*** Opening Data for analysis ***

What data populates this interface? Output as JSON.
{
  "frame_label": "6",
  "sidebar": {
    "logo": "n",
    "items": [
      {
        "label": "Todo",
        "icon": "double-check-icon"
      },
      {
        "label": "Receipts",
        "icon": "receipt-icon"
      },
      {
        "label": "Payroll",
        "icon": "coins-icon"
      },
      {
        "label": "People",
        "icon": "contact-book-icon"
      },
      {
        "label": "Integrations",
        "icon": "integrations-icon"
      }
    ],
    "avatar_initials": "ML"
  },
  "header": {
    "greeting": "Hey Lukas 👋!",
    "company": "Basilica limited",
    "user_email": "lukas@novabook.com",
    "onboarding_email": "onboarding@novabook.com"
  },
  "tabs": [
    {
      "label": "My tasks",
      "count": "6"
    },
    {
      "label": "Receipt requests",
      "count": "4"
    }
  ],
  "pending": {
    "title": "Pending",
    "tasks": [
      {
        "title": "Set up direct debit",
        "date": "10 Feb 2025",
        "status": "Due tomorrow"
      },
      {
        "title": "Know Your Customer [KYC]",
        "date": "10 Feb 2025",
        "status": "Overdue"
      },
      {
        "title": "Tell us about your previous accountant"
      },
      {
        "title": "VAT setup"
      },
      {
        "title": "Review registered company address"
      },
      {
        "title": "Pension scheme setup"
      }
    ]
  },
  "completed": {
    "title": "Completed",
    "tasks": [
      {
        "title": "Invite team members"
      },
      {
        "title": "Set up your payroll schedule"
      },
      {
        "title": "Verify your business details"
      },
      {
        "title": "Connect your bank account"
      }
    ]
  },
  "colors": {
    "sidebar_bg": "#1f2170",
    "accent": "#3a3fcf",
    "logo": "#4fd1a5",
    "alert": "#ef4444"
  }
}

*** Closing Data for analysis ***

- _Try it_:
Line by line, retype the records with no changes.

- _Response area_:
What data populates this interface? Output as JSON.
{
  "frame_label": "6",
  "sidebar": {
    "logo": "n",
    "items": [
      {
        "label": "Todo",
        "icon": "double-check-icon"
      },
      {
        "label": "Receipts",
        "icon": "receipt-icon"
      },
      {
        "label": "Payroll",
        "icon": "coins-icon"
      },
      {
        "label": "People",
        "icon": "contact-book-icon"
      },
      {
        "label": "Integrations",
        "icon": "integrations-icon"
      }
    ],
    "avatar_initials": "ML"
  },
  "header": {
    "greeting": "Hey Lukas 👋!",
    "company": "Basilica limited",
    "user_email": "lukas@novabook.com",
    "onboarding_email": "onboarding@novabook.com"
  },
  "tabs": [
    {
      "label": "My tasks",
      "count": "6"
    },
    {
      "label": "Receipt requests",
      "count": "4"
    }
  ],
  "pending": {
    "title": "Pending",
    "tasks": [
      {
        "title": "Set up direct debit",
        "date": "10 Feb 2025",
        "status": "Due tomorrow"
      },
      {
        "title": "Know Your Customer [KYC]",
        "date": "10 Feb 2025",
        "status": "Overdue"
      },
      {
        "title": "Tell us about your previous accountant"
      },
      {
        "title": "VAT setup"
      },
      {
        "title": "Review registered company address"
      },
      {
        "title": "Pension scheme setup"
      }
    ]
  },
  "completed": {
    "title": "Completed",
    "tasks": [
      {
        "title": "Invite team members"
      },
      {
        "title": "Set up your payroll schedule"
      },
      {
        "title": "Verify your business details"
      },
      {
        "title": "Connect your bank account"
      }
    ]
  },
  "colors": {
    "sidebar_bg": "#1f2170",
    "accent": "#3a3fcf",
    "logo": "#4fd1a5",
    "alert": "#ef4444"
  }
}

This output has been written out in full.